Author: Ruth Vanita
ISBN/UPC (if available): 9780144000593
Why should the state’s refusal to recognize a union as marriage mean that the union is not a marriage? In Love’s Rite Ruth Vanita asks this challenging question in order to emphasize that mutual consent and family and community recognition validate a marriage—and this support frequently extends to same-sex marriages as well. When people claim the right to marry, their sex or sexuality is not intrinsic to that right, although social prejudice makes it appear so.
Moreover, it cannot be denied that a multitude of events and depictions in vastly different cultures, times and places, all point to the possibility of same-sex love and commitment being recognized and accepted. Marriage is a universal rite of passage that can, in the right circumstances, become ‘the perfect ceremony of love’s rite’.
Vanita examines the twin phenomena of same-sex weddings and same-sex joint suicides (mostly female) that have been reported from many parts of India. She argues that these couples, when they choose to marry or die together, invoke long-standing but fluid Indian legal, religious, and literary-cinematic traditions to declare their love to the world.
Using her intimate knowledge of ancient Indian textual history, the author demonstrates that same-sex love and relationships are deeply rooted in Indian culture— and compares the cultural and legal implications of same-sex marriage in India with those in the West.

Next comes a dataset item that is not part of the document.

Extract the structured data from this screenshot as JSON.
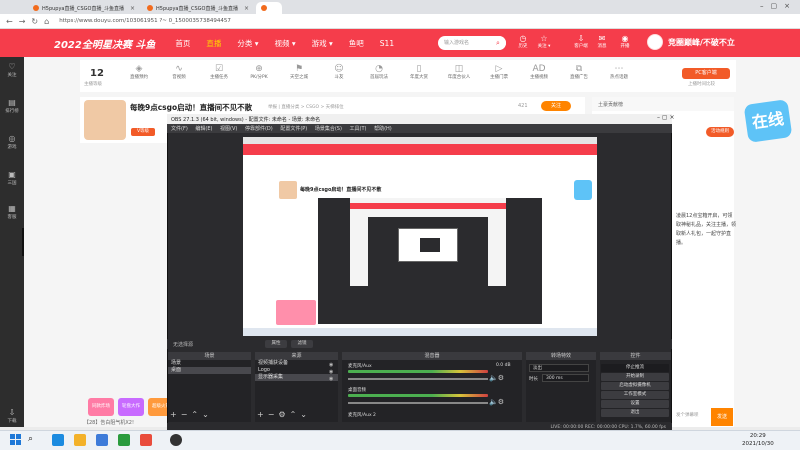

The international debate on same-sex marriage is relevant to all democratic societies today. Ruth Vanita brings a fresh perspective to this debate, suggesting that same-sex marriage dwells at the heart, not on the margins, of culture.
‘An effortless combination of empathy, moral conviction and deep cultural sensitivity’
— Ashis Nandy
‘Ruth Vanita switches context effortlessly between India and the West, ancient cultural perspectives and modern, offering the reader an empathetic understanding of different aspects of the issue with a historical perspective drawn from literary sources’
— Deccan Herald
‘(This) absorbing new book shows how subtly and imaginatively Indian attitudes toward same-sex unions have evolved over the centuries…and offers a marvelously global perspective characterized by profound historical understanding, impeccable scholarship, and a rare and delightful precision of feeling.’
— Terry Castle, Professor at Stanford University, editor of The Literature of Lesbianism.